4th paragraph: The issue of “manhood” is yet again raised when Macbeth organizes with the murderers to kill Banquo. When Macbeth tries to convince the two men that Banquo is their enemy, they don’t respond quite as expected. Macbeth tries to get the men angered by saying that “It was he in the times past which held you so under fortune, which you thought had been our innocent self.” He tries to tell them, through the use of bribery, that the reason for their poverty is Banquo, and that they will be rewarded richly if they kill Banquo for him. In spite of this, he gets the reaction from the first murderer who only says “We are men, my Liege.” Then Macbeth gets even more sarcastic, saying, “Ay, in the catalogue ye go for men; As hounds and greyhounds, mongrels, spaniels, curs, Shoughs, water-rugs and demi-wolves, are clept, All by the name of dogs.” He criticizes them as less-than-acceptable men, and uses the same tactic that his wife uses on him to kill Duncan; intimidation.
... in the apprehension with which Banquo greets Macbeth when they meet – unlike King Duncan, Banquo does not feel secure and ... he logically makes up his mind not to kill Duncan. Macbeth is presented as a strong character for ... the daggers. For the first time in the play, Macbeth displays an air of authority in declaring ... something of themselves with the aid of a man. The status of a woman? s husband ...
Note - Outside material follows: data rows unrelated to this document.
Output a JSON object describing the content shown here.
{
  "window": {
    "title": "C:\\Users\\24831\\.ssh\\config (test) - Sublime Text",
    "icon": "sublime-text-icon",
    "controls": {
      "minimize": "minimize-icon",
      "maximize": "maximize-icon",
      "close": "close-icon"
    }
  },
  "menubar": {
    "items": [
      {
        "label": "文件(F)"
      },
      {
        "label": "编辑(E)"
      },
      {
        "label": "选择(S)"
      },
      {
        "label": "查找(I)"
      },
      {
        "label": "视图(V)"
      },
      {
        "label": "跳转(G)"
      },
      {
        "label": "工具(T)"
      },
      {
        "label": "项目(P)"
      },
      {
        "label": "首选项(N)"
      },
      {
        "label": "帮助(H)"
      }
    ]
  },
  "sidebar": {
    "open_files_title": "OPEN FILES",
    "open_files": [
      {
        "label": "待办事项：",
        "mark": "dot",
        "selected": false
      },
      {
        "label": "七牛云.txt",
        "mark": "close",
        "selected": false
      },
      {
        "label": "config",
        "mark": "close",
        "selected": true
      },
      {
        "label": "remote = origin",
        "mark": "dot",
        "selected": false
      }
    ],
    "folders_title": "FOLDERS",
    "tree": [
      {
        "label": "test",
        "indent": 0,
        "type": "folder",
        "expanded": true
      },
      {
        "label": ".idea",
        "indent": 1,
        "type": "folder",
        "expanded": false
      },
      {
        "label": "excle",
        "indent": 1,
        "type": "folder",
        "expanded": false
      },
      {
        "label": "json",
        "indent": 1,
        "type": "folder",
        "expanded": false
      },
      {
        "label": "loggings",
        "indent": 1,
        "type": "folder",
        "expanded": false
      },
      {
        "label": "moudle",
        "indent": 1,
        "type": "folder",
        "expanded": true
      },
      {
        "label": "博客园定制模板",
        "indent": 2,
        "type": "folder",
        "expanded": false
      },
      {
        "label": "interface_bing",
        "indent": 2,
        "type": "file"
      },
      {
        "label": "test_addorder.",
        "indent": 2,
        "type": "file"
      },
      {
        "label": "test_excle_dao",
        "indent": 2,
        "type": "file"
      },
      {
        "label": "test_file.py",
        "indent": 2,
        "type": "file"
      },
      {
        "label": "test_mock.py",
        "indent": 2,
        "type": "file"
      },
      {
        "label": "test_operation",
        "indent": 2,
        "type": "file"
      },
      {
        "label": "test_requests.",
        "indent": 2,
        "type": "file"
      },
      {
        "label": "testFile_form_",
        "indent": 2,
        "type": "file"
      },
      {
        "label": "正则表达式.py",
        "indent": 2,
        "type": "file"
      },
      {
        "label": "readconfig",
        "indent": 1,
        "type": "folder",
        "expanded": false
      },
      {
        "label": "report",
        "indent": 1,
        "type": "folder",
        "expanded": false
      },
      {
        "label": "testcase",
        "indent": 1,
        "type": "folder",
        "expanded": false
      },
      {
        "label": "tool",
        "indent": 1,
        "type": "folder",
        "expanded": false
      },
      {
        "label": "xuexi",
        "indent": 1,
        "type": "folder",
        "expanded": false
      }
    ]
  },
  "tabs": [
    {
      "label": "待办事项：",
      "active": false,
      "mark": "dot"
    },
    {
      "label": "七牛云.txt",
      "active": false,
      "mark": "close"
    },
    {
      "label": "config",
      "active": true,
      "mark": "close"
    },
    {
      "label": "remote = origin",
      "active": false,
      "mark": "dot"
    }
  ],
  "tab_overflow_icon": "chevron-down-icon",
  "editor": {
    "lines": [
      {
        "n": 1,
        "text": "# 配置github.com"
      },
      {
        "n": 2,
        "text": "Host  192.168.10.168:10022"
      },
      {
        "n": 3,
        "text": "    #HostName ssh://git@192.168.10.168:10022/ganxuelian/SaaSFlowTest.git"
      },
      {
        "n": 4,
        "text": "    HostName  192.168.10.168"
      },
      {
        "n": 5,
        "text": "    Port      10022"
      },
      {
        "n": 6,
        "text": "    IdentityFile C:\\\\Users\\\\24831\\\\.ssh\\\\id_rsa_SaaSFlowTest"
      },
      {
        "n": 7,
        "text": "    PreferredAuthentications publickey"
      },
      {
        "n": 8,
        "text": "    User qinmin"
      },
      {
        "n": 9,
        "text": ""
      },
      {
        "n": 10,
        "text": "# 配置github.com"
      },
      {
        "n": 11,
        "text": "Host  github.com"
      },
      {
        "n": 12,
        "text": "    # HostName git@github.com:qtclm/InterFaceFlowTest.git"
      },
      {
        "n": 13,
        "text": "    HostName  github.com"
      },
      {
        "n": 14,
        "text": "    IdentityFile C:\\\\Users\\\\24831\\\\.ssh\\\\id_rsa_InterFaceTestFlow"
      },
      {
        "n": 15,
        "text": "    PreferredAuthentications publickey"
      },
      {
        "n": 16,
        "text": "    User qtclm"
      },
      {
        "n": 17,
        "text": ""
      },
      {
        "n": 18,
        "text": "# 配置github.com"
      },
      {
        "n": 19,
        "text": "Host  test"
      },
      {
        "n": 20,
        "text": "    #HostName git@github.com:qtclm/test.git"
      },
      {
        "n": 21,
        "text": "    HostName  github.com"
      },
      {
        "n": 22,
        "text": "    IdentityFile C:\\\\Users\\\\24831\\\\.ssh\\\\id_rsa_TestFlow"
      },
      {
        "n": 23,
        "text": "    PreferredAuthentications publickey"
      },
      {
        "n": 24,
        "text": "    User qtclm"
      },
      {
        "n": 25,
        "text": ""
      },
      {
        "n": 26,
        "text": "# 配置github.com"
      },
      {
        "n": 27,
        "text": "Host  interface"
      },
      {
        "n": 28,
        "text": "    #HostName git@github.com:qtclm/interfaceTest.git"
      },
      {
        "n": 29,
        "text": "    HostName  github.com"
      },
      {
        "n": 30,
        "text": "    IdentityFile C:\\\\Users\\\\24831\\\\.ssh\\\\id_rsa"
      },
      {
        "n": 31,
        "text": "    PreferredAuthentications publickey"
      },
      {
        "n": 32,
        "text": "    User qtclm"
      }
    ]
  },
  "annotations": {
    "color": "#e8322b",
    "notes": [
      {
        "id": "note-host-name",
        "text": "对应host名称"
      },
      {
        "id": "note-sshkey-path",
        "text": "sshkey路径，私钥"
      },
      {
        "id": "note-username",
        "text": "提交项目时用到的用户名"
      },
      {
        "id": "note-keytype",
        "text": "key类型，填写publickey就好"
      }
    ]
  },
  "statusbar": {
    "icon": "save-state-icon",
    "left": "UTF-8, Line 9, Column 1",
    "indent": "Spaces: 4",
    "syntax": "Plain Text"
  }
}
Conclusion: Although “Manhood” being a major theme in the play, the answer of what it involves to be a man, lies in the reader, and is interpreted differently depending on ones perception. However, in “Macbeth”, Lady Macbeth, King Duncan and Macbeth all value cold-bloodedness and a lack of compassion as being a major masculine characteristic, and through the many occurrences of that point, it indicates the importance associated with being a man in play.